Instructions for the task:
Return every line from the listing where the word "description" occurs.

Data to process:
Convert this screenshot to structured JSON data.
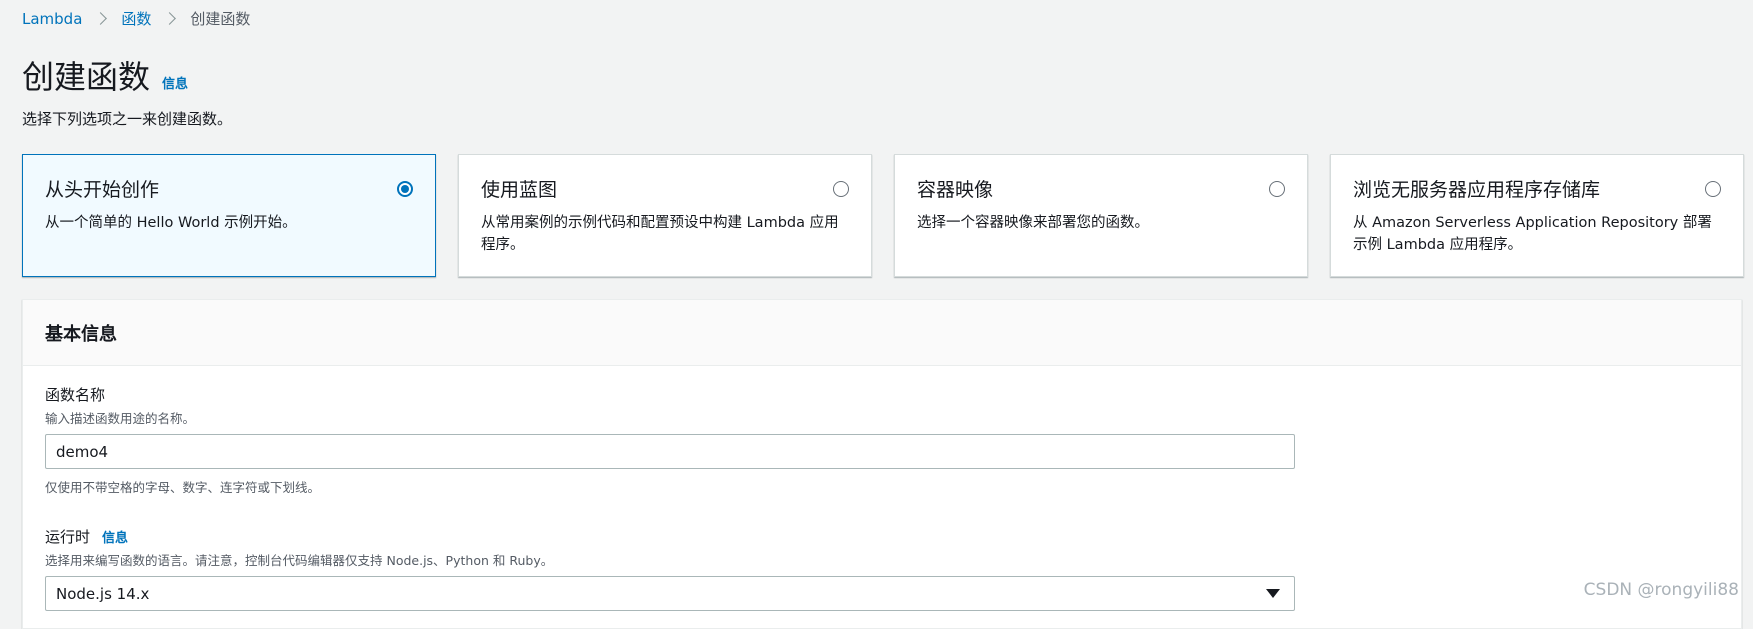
{
  "breadcrumb": {
    "items": [
      {
        "label": "Lambda"
      },
      {
        "label": "函数"
      }
    ],
    "current": "创建函数"
  },
  "header": {
    "title": "创建函数",
    "info_label": "信息",
    "subtitle": "选择下列选项之一来创建函数。"
  },
  "options": [
    {
      "title": "从头开始创作",
      "description": "从一个简单的 Hello World 示例开始。",
      "selected": true
    },
    {
      "title": "使用蓝图",
      "description": "从常用案例的示例代码和配置预设中构建 Lambda 应用程序。",
      "selected": false
    },
    {
      "title": "容器映像",
      "description": "选择一个容器映像来部署您的函数。",
      "selected": false
    },
    {
      "title": "浏览无服务器应用程序存储库",
      "description": "从 Amazon Serverless Application Repository 部署示例 Lambda 应用程序。",
      "selected": false
    }
  ],
  "basic_info": {
    "title": "基本信息",
    "function_name": {
      "label": "函数名称",
      "description": "输入描述函数用途的名称。",
      "value": "demo4",
      "constraint": "仅使用不带空格的字母、数字、连字符或下划线。"
    },
    "runtime": {
      "label": "运行时",
      "info_label": "信息",
      "description": "选择用来编写函数的语言。请注意，控制台代码编辑器仅支持 Node.js、Python 和 Ruby。",
      "selected": "Node.js 14.x"
    }
  },
  "watermark": "CSDN @rongyili88",
  "colors": {
    "link": "#0073bb",
    "selected_bg": "#f1faff",
    "page_bg": "#f2f3f3"
  }
}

Answer to this problem:
      "description": "从一个简单的 Hello World 示例开始。",
      "description": "从常用案例的示例代码和配置预设中构建 Lambda 应用程序。",
      "description": "选择一个容器映像来部署您的函数。",
      "description": "从 Amazon Serverless Application Repository 部署示例 Lambda 应用程序。",
      "description": "输入描述函数用途的名称。",
      "description": "选择用来编写函数的语言。请注意，控制台代码编辑器仅支持 Node.js、Python 和 Ruby。",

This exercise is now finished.